Segment Start: Data records
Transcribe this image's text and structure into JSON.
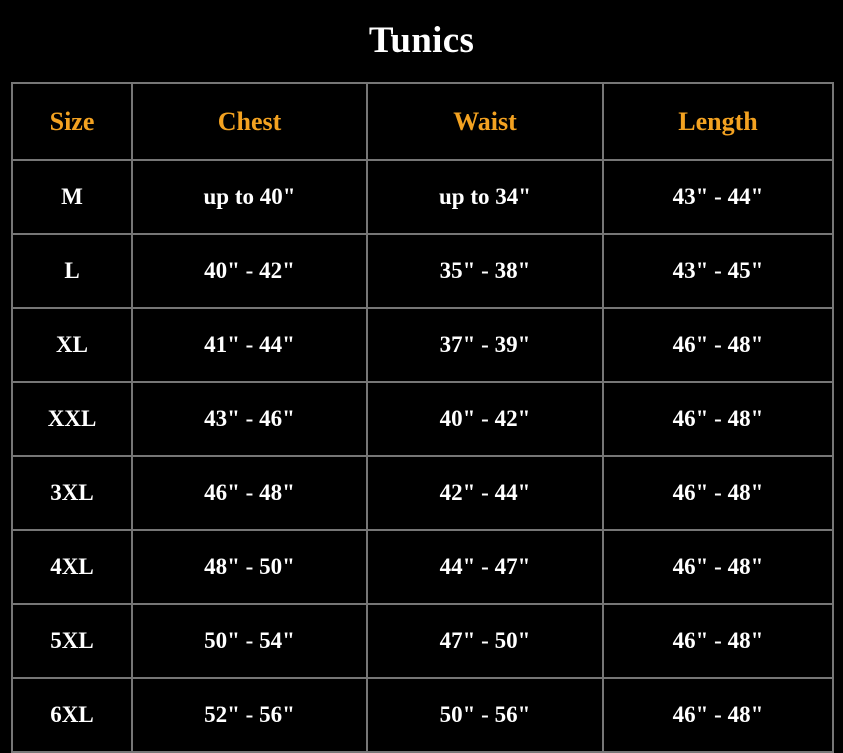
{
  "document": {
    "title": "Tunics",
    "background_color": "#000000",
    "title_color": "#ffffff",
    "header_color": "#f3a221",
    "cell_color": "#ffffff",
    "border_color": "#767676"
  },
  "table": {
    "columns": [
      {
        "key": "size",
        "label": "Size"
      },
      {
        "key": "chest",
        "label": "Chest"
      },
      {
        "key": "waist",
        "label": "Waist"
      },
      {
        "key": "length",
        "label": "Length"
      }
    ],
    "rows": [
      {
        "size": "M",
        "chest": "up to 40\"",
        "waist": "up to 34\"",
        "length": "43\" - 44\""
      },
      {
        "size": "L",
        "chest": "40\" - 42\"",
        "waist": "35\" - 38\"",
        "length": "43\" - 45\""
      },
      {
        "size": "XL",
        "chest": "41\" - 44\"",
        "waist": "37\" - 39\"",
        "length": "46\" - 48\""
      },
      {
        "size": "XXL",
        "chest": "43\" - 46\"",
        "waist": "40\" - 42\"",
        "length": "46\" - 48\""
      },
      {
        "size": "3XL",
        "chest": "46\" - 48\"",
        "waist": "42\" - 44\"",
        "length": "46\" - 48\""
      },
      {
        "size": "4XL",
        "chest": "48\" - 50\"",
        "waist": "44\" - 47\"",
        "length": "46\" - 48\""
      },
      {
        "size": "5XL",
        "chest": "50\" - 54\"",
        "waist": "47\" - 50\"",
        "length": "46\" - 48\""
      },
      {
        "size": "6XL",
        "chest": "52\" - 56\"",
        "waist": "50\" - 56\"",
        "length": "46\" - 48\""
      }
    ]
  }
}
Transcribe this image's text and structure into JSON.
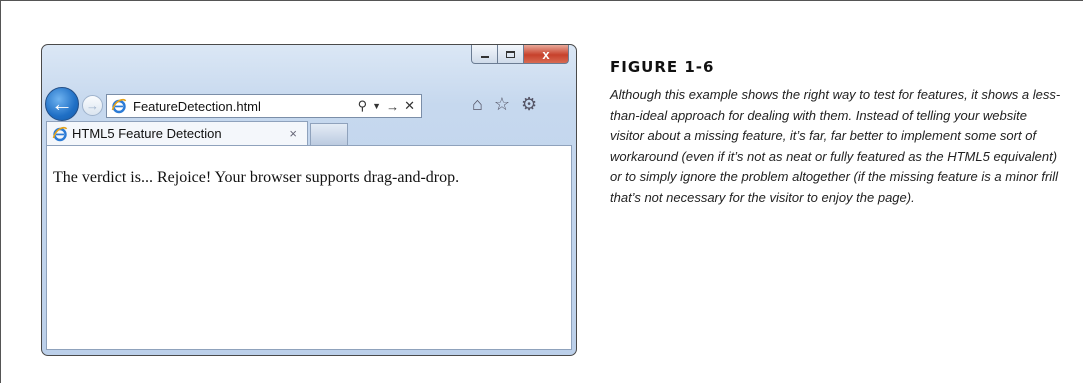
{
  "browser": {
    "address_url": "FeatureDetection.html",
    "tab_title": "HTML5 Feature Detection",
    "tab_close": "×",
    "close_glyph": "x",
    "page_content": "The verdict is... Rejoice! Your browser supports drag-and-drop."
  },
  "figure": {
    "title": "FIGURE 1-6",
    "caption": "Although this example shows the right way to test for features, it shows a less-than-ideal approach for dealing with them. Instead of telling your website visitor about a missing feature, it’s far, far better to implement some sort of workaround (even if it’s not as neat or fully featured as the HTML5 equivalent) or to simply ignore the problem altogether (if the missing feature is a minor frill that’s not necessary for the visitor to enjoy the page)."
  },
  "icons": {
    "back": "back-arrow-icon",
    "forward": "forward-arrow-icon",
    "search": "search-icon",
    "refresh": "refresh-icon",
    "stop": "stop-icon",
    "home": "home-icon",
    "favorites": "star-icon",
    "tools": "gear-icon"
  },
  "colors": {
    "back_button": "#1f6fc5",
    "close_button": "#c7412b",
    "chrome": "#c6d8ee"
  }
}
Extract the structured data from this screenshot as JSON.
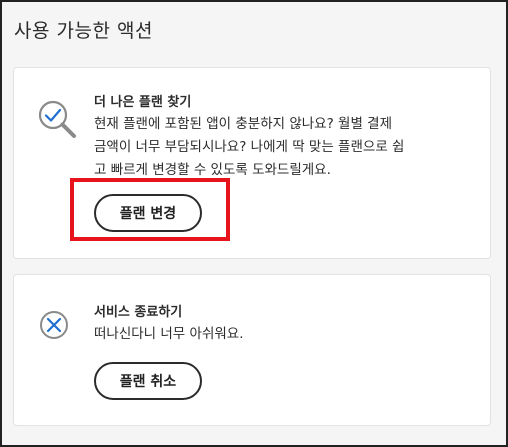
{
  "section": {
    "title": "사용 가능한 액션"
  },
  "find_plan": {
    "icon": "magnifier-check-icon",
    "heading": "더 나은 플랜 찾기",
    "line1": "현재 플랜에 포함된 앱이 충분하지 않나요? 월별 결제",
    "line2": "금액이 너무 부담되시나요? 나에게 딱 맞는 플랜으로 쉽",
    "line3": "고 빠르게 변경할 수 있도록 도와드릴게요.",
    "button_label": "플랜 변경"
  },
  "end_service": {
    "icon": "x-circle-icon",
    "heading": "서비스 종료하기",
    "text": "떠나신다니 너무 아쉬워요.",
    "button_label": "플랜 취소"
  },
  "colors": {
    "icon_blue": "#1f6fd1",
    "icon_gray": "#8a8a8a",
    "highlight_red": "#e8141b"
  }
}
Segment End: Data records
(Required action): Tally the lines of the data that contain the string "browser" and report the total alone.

(Answer section): 2